During times when one has lost the horizon amid uncertainty, difficulty, and doubt, the state of aporia is a good descriptor … paradoxes juxtaposed and points of indecision undermine, dismantle, and deconstruct.
How can one find possibility in many fragments, create a system from chaos, and render perspectives with visibility and reason? In this book, both the process and the outcome, the art and the artist state, reflect the concept of aporia. An edgeless work, where pages represent a void transformed into a spatial interpretation of the state where possibilities conduct its own structures.
From my home studio, during the various stages of lockdown, I built pages from many fragments; drawing from my old prints and printing from new plates … generating a sum of shapes, textures, and patterns: a process with no framework. I allow these entities to float on the blank pages for weeks at a time, moving them freely yet with uncertainty and doubt, building numerous possibilities, generating multiple images and compositions … and then like a puzzle, carefully layered, juxtaposed, and interlocked to symphonize the final pieces.

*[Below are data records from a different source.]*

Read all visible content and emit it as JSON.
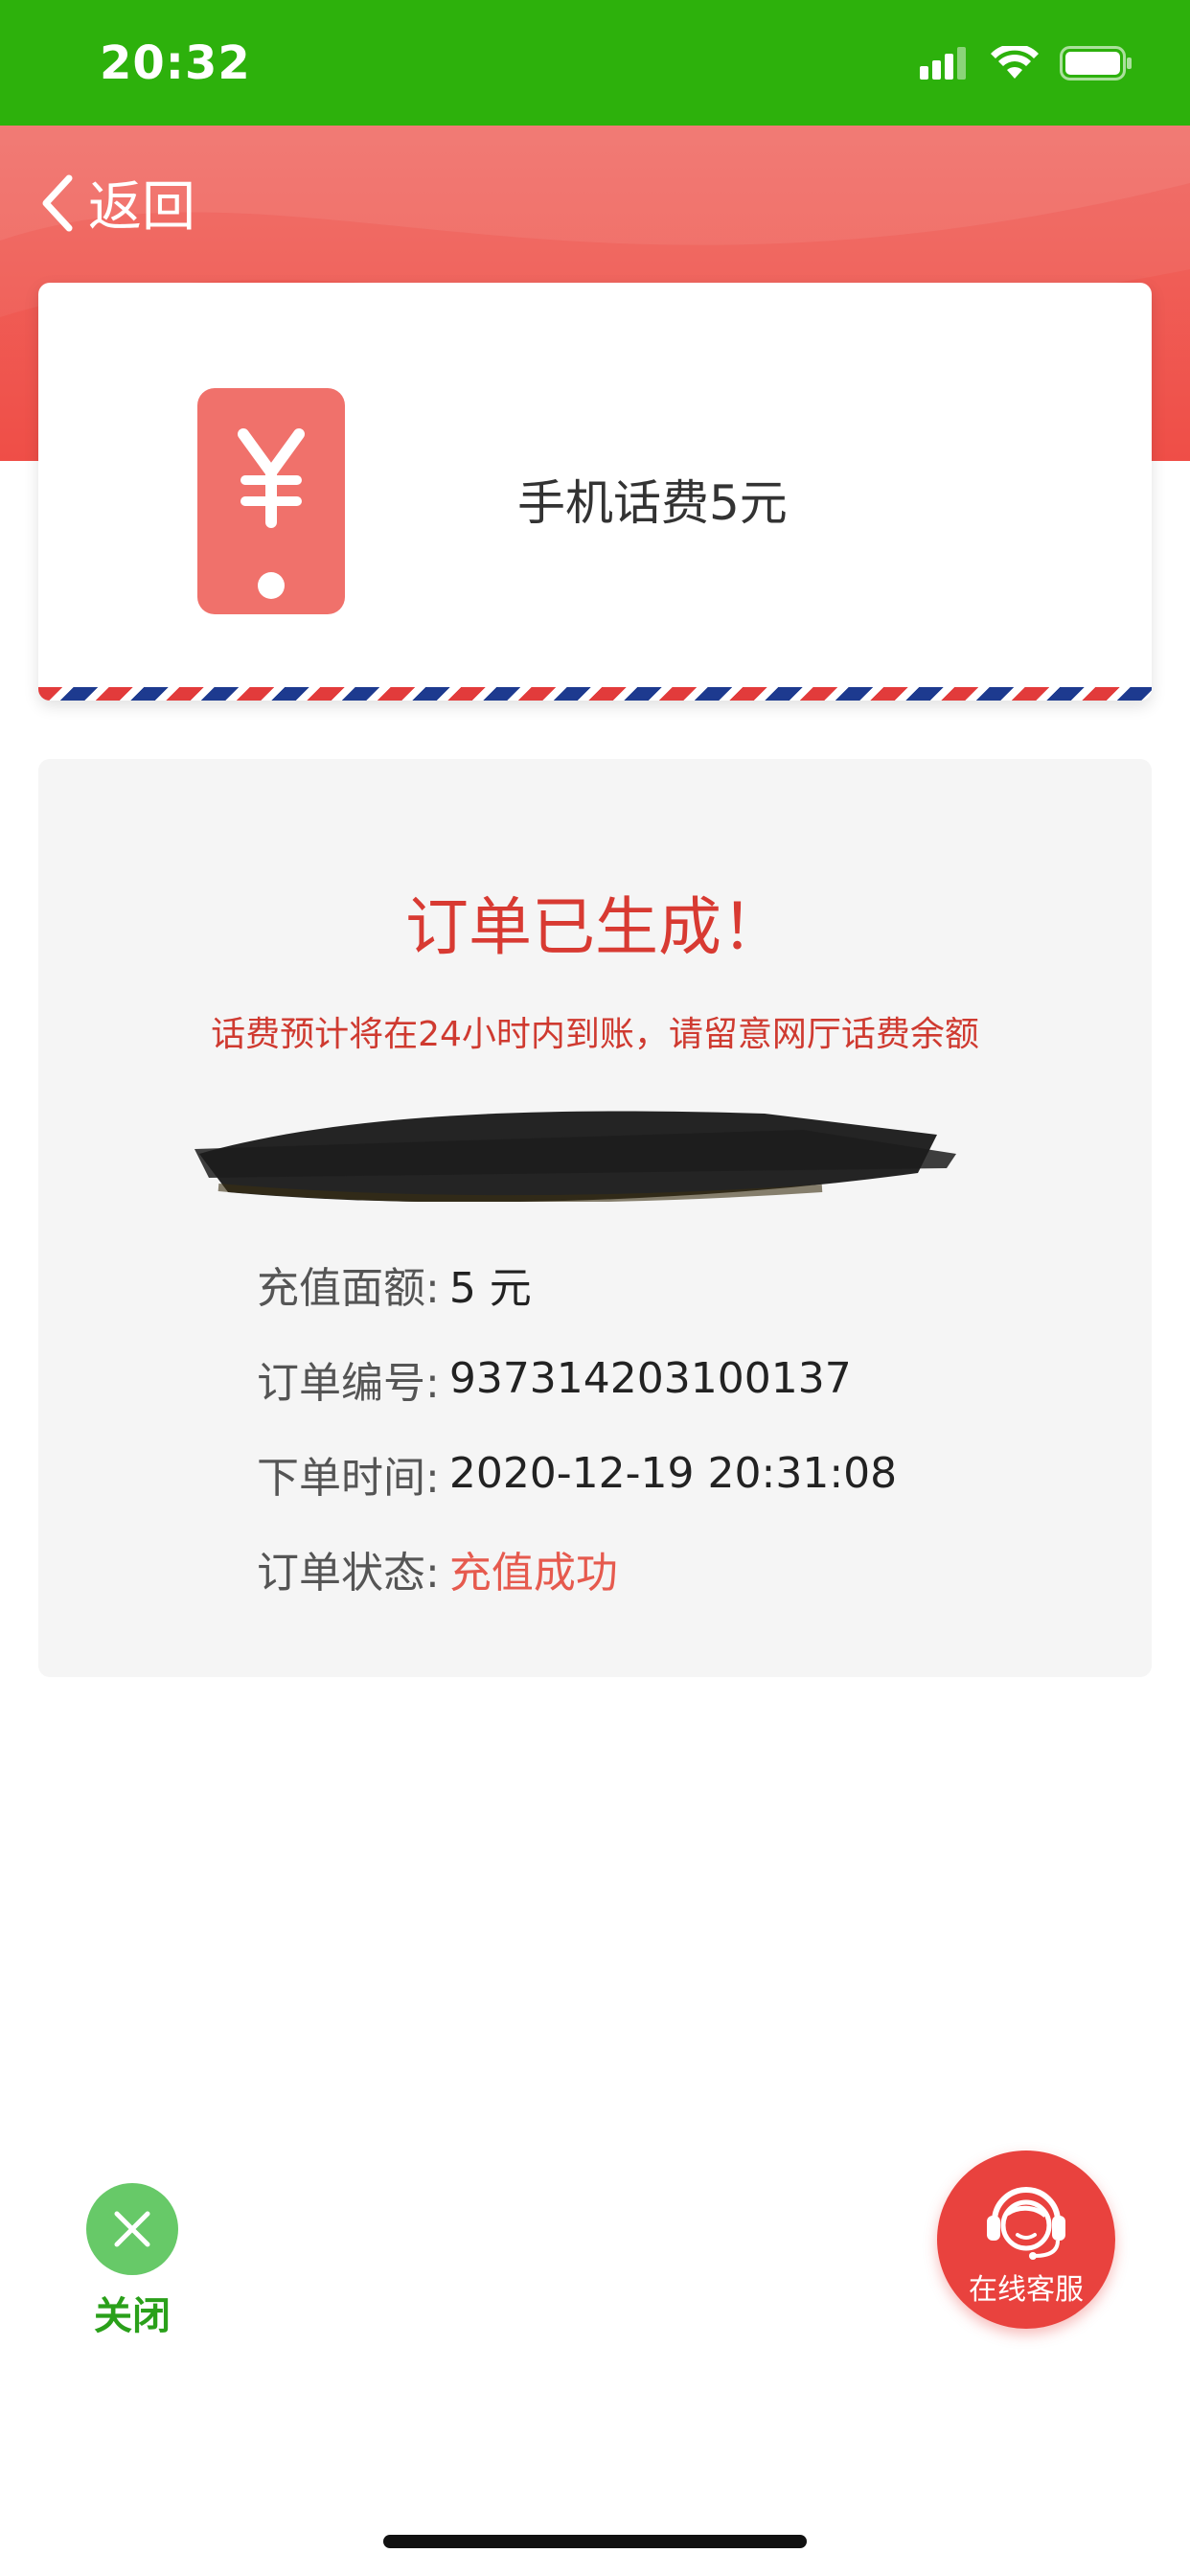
{
  "status_bar": {
    "time": "20:32",
    "icons": [
      "cellular-signal-icon",
      "wifi-icon",
      "battery-icon"
    ]
  },
  "header": {
    "back_label": "返回",
    "colors": {
      "top": "#f06a63",
      "bottom": "#ef4e47"
    }
  },
  "product": {
    "icon": "phone-yen-icon",
    "name": "手机话费5元"
  },
  "order": {
    "title": "订单已生成！",
    "notice": "话费预计将在24小时内到账，请留意网厅话费余额",
    "rows": [
      {
        "key": "充值面额:",
        "value": "5 元"
      },
      {
        "key": "订单编号:",
        "value": "937314203100137"
      },
      {
        "key": "下单时间:",
        "value": "2020-12-19 20:31:08"
      },
      {
        "key": "订单状态:",
        "value": "充值成功"
      }
    ]
  },
  "actions": {
    "close_label": "关闭",
    "service_label": "在线客服"
  },
  "colors": {
    "brand_green": "#2db10c",
    "accent_red": "#e9423e",
    "success_text": "#e65a4e"
  }
}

I am trying to make sense of the chaos and measure uncertainty through each page.
Dina Haddadin (b.1983, Amman) is an architect and a multidisciplinary visual artist. Her interests combine various techniques, from the traditional painting and printmaking to the experimental performative and video art, creating multilayered works that examine issues around inclusivity, architectural impermanence, and the obsession with eternity and power in our changing urban geographies. She holds a BA in Architecture from Jordan University of Science and Technology and continued her studies in fine arts at the School of Visual Arts in New York. She is an Arab Fund for Arts and Culture (AFAC) 2015 grantee and was one of two curators for the internationally recognized Amman Design Week’s first two editions. Haddadin’s works are in the collections international embassies and institutions in Washington D.C., Baltimore, Maryland, New York, Budapest, London, Qatar, Dubai, and Amman.
Dina Haddadin – Aporia
Quarantined in Amman; For Cities Under Quarantine – The Mailbox Project